In rare cases, a person’s nose or sinuses may need surgical intervention to make allergy treatments more effective. However, surgery should truly be a last resort and not considered a curative procedure. Natural remedies are gaining in popularity as well. While these have yet to be fully proven, anecdotal accounts of reducing or eliminating symptoms through remedies such as local raw honey, herbs, and probiotics abound.

Prevention & Prophylaxis

The most obvious way to prevent allergic rhinitis is to avoid allergens. In cases where pollen is an irritant, a person is often able to stay in an air-conditioned building during the height of its season and escape allergic reactions. Careful attention to cleaning can lessen reactions to dust and mold.

Restricting pets from the home and staying away from close contact with other animals is necessary for those with allergies to pet dander. While many would do well to reduce the chemical burden in their environments, it is an essential component in the lifestyle of a person suffering from allergic rhinitis.

Other preventive measures are medications taken before the allergy symptoms occur.
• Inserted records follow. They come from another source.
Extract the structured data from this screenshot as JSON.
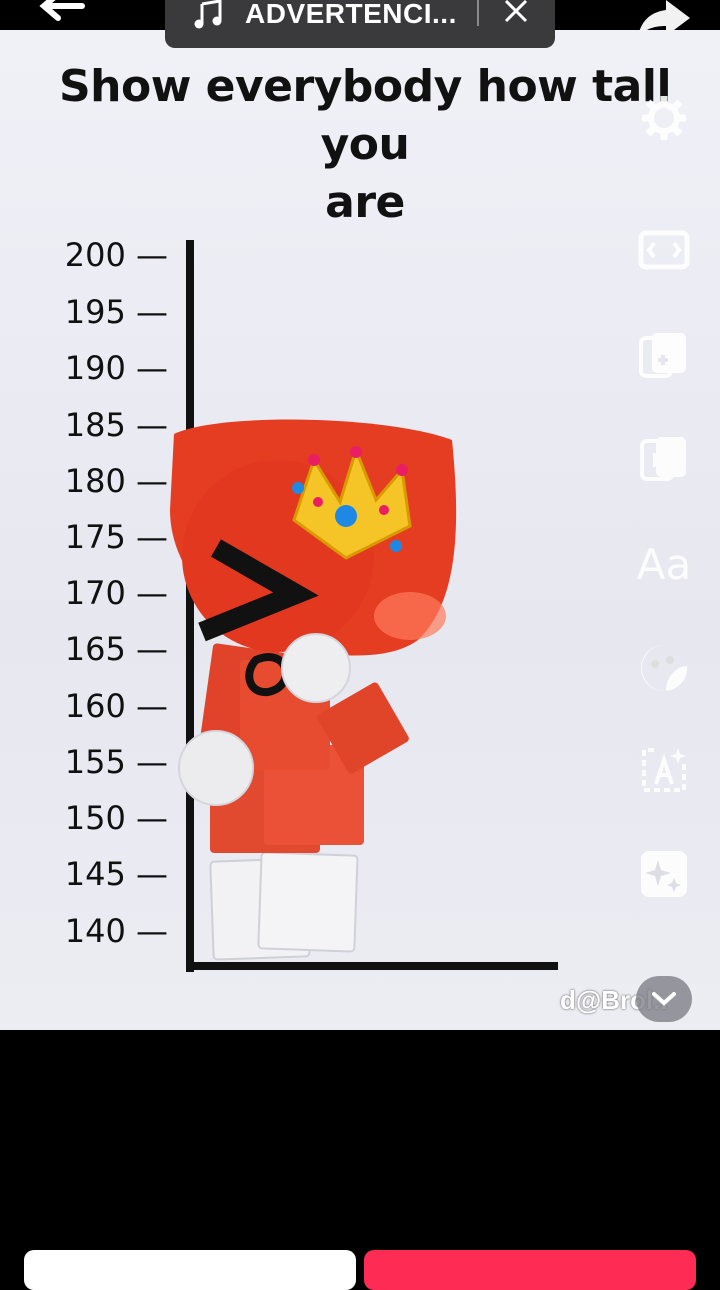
{
  "topbar": {
    "sound_title": "ADVERTENCI..."
  },
  "content": {
    "headline_line1": "Show everybody how tall you",
    "headline_line2": "are",
    "ruler_labels": [
      "200 —",
      "195 —",
      "190 —",
      "185 —",
      "180 —",
      "175 —",
      "170 —",
      "165 —",
      "160 —",
      "155 —",
      "150 —",
      "145 —",
      "140 —"
    ],
    "watermark": "d@Brol.."
  },
  "toolbar": {
    "text_tool_label": "Aa"
  },
  "colors": {
    "accent_red": "#e8452c",
    "bottom_right_button": "#fe2c55"
  }
}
Those in favor of less intervention suggest that altering the diet can shift the immune system to avoid allergies entirely.